3-Assess: Use a math running record (often starting with addition) to determine, with the child, their “growth zone.” Discuss the helpful strategies they are using, and write down a growth goal (if possible, one that corresponds with the pre-determined zones). It may also be appropriate to use one of the math reflection/growth mindset surveys, documenting a “snapshot” of their math disposition and growth mindset beliefs, before beginning.
4-Act on it/Reflect:
Math: Once a “growth zone” has been isolated, the child can begin playing games/tasks within that zone (and a few before and after it). This would be a good time to embrace community-school partnerships. Are there school or community members that could reinforce these tasks throughout the child’s day (with a focus on engagement and growth)? Resist simply “teaching” strategies, as this can lead to children viewing mathematics as a series of rules. Help the child have fun playing open-ended as well as strategic games that lend themselves to the strategy focus.

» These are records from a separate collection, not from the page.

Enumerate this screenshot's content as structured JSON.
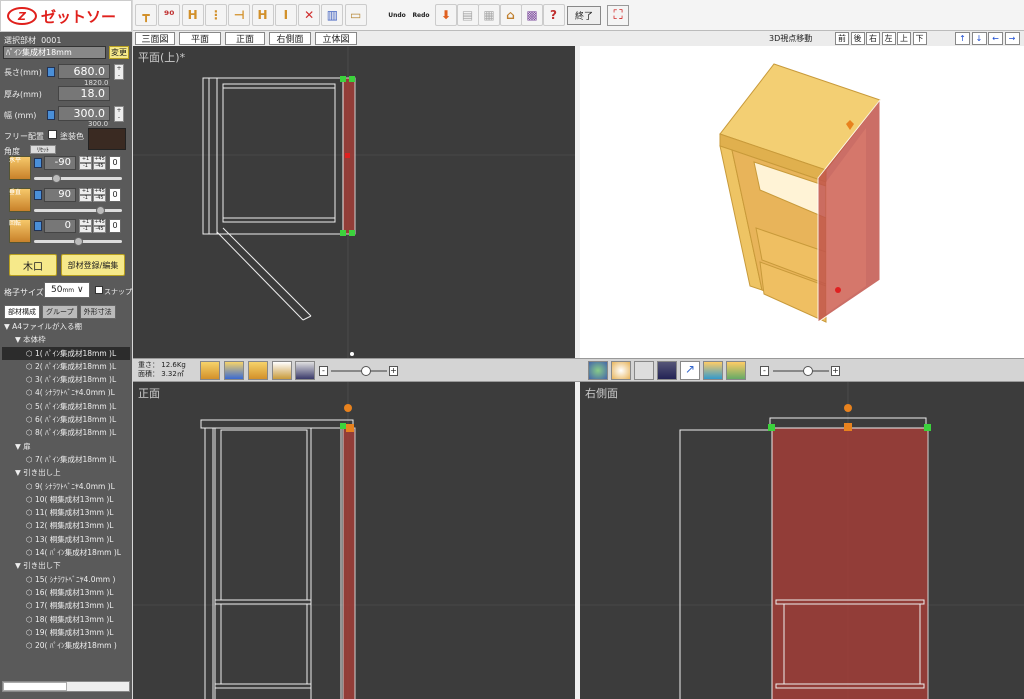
{
  "app": {
    "logo_text": "ゼットソー",
    "logo_mark": "Z"
  },
  "left": {
    "selected_label": "選択部材",
    "selected_id": "0001",
    "part_name": "ﾊﾟｲﾝ集成材18mm",
    "change_btn": "変更",
    "length_label": "長さ(mm)",
    "length_value": "680.0",
    "length_max": "1820.0",
    "thickness_label": "厚み(mm)",
    "thickness_value": "18.0",
    "width_label": "幅 (mm)",
    "width_value": "300.0",
    "width_max": "300.0",
    "free_place": "フリー配置",
    "paint_color": "塗装色",
    "paint_hex": "#3a2a22",
    "angle_label": "角度",
    "reset_btn": "ﾘｾｯﾄ",
    "angles": [
      {
        "label": "水平",
        "value": "-90",
        "zero": "0",
        "level": 0.25
      },
      {
        "label": "垂直",
        "value": "90",
        "zero": "0",
        "level": 0.75
      },
      {
        "label": "回転",
        "value": "0",
        "zero": "0",
        "level": 0.5
      }
    ],
    "step_plus": "+1",
    "step_minus": "-1",
    "step_plus45": "+45",
    "step_minus45": "-45",
    "kiguchi_btn": "木口",
    "register_btn": "部材登録/編集",
    "grid_label": "格子サイズ",
    "grid_value": "50",
    "grid_unit": "mm",
    "snap_label": "スナップ",
    "tabs": [
      "部材構成",
      "グループ",
      "外形寸法"
    ],
    "tree": [
      {
        "text": "▼ A4ファイルが入る棚",
        "indent": 0,
        "type": "folder"
      },
      {
        "text": "▼ 本体枠",
        "indent": 1,
        "type": "folder"
      },
      {
        "text": "1( ﾊﾟｲﾝ集成材18mm )L",
        "indent": 2,
        "type": "item",
        "sel": true
      },
      {
        "text": "2( ﾊﾟｲﾝ集成材18mm )L",
        "indent": 2,
        "type": "item"
      },
      {
        "text": "3( ﾊﾟｲﾝ集成材18mm )L",
        "indent": 2,
        "type": "item"
      },
      {
        "text": "4( ｼﾅﾗﾜﾄﾍﾞﾆﾔ4.0mm )L",
        "indent": 2,
        "type": "item"
      },
      {
        "text": "5( ﾊﾟｲﾝ集成材18mm )L",
        "indent": 2,
        "type": "item"
      },
      {
        "text": "6( ﾊﾟｲﾝ集成材18mm )L",
        "indent": 2,
        "type": "item"
      },
      {
        "text": "8( ﾊﾟｲﾝ集成材18mm )L",
        "indent": 2,
        "type": "item"
      },
      {
        "text": "▼ 扉",
        "indent": 1,
        "type": "folder"
      },
      {
        "text": "7( ﾊﾟｲﾝ集成材18mm )L",
        "indent": 2,
        "type": "item"
      },
      {
        "text": "▼ 引き出し上",
        "indent": 1,
        "type": "folder"
      },
      {
        "text": "9( ｼﾅﾗﾜﾄﾍﾞﾆﾔ4.0mm )L",
        "indent": 2,
        "type": "item"
      },
      {
        "text": "10( 桐集成材13mm )L",
        "indent": 2,
        "type": "item"
      },
      {
        "text": "11( 桐集成材13mm )L",
        "indent": 2,
        "type": "item"
      },
      {
        "text": "12( 桐集成材13mm )L",
        "indent": 2,
        "type": "item"
      },
      {
        "text": "13( 桐集成材13mm )L",
        "indent": 2,
        "type": "item"
      },
      {
        "text": "14( ﾊﾟｲﾝ集成材18mm )L",
        "indent": 2,
        "type": "item"
      },
      {
        "text": "▼ 引き出し下",
        "indent": 1,
        "type": "folder"
      },
      {
        "text": "15( ｼﾅﾗﾜﾄﾍﾞﾆﾔ4.0mm )",
        "indent": 2,
        "type": "item"
      },
      {
        "text": "16( 桐集成材13mm )L",
        "indent": 2,
        "type": "item"
      },
      {
        "text": "17( 桐集成材13mm )L",
        "indent": 2,
        "type": "item"
      },
      {
        "text": "18( 桐集成材13mm )L",
        "indent": 2,
        "type": "item"
      },
      {
        "text": "19( 桐集成材13mm )L",
        "indent": 2,
        "type": "item"
      },
      {
        "text": "20( ﾊﾟｲﾝ集成材18mm )",
        "indent": 2,
        "type": "item"
      }
    ]
  },
  "toolbar": {
    "end_btn": "終了",
    "undo": "Undo",
    "redo": "Redo"
  },
  "viewtabs": [
    "三面図",
    "平面",
    "正面",
    "右側面",
    "立体図"
  ],
  "nav": {
    "label": "3D視点移動",
    "buttons": [
      "前",
      "後",
      "右",
      "左",
      "上",
      "下"
    ],
    "arrows": [
      "↑",
      "↓",
      "←",
      "→"
    ]
  },
  "views": {
    "top": "平面(上)*",
    "front": "正面",
    "side": "右側面"
  },
  "stats": {
    "weight_label": "重さ：",
    "weight": "12.6Kg",
    "area_label": "面積：",
    "area": "3.32㎡"
  },
  "colors": {
    "red": "#b0453e",
    "green": "#3cd23c",
    "orange": "#e8821e",
    "wood": "#f0c868"
  }
}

Growth Mindset: Embed growth mindset language throughout the tasks. Have the child frequently reflect upon their learning, filling in their “Myelination Map,” and “Fact Fluency Progress Chart.” It would be ideal to have the child participate in a targeted growth mindset intervention, such as GEM or Brainology (“Growing Lifelong Learners,” 2017) at the same time as their math intervention. If the activities need to take place during a math intervention block, think about renaming/reframing this space to be more growth-focused. Reflect upon routines, ensuring that the messages given are growth-based, helping children realize that their strategic practice is building the neurons in their brain.
5-Celebrate: When the child has made significant progress or is in need of a new “growth zone,” discuss with the child how to best celebrate their progress. This is another great opportunity to connect with their home, finding an authentic way to honour their growth. Have the child decorate the “growth zone” on their “Myelination Map” and discuss next steps.
6-Repeat: A next step for the child is most likely already evident from informal observations and notes throughout the previous tasks. It is best to avoid unnecessary formalized assessments, but if a new running record is required (looking for a new “growth zone” within the same operation or different), one could be conducted now. Then, more games and tasks associated with the child’s new “growth zone,” could be played.
This resource pulls from a variety of current educational research articles and books, such as:
Jo Boaler's work
Dr. Nicki Newton's running records and activities
Dan Coyle's, The Talent Code
Carol Dweck's mindset research
Andrew Gael's presentations on "presuming competence"
Tracy Zager's book, Becoming the Math Teacher You Wish You'd Had
Lisa Lunney Borden's work with culturally relevant pedagoy
Iuculano, T. et al.'s study on neuroplasticity and math disabilities
Lewis, K., & Lynn, D's 2018 study on dyscalculia
ADDITION FACT FLUENCY GROWTH ZONES
A0 = adding 0
A1 = adding 1
Aw5 = adding within 5
Aw10 = adding within 10
Am10 = making 10
A10 = adding 10 to a #
AD = adding doubles
AD1 = adding doubles + 1
AD2 = adding doubles + 2
AHF = higher facts
AC = adding by compensating
Violet: Mixed facts (working to consolidate all strategies)
Please note: this resource is simply the YELLOW and GREEN growth zones, within Addition. There are 7 levels, which can be purchased together or separately. Please purchase this resource if you are looking for support at this growth zone.
CURRENTLY, ONLY THE RED, ORANGE, YELLOW, and GREEN zones are AVAILABLE. Other zones will be uploaded soon.
Upon purchase, you will get access to a PDF with a Google link that will allow you to copy all the files. These include: an implementation guide, assessments (addition running records, a growth mindset Google Form, and a math reflection Google Form), myelination map (to track progress), addition fact fluency progress chart, math interventionist incentives/resources connected to the BrainFit theme, and 17 unique targeted tasks (including fact fluency cards and reproducibles), with 5 more tasks repeated from the RED/ORANGE growth zone.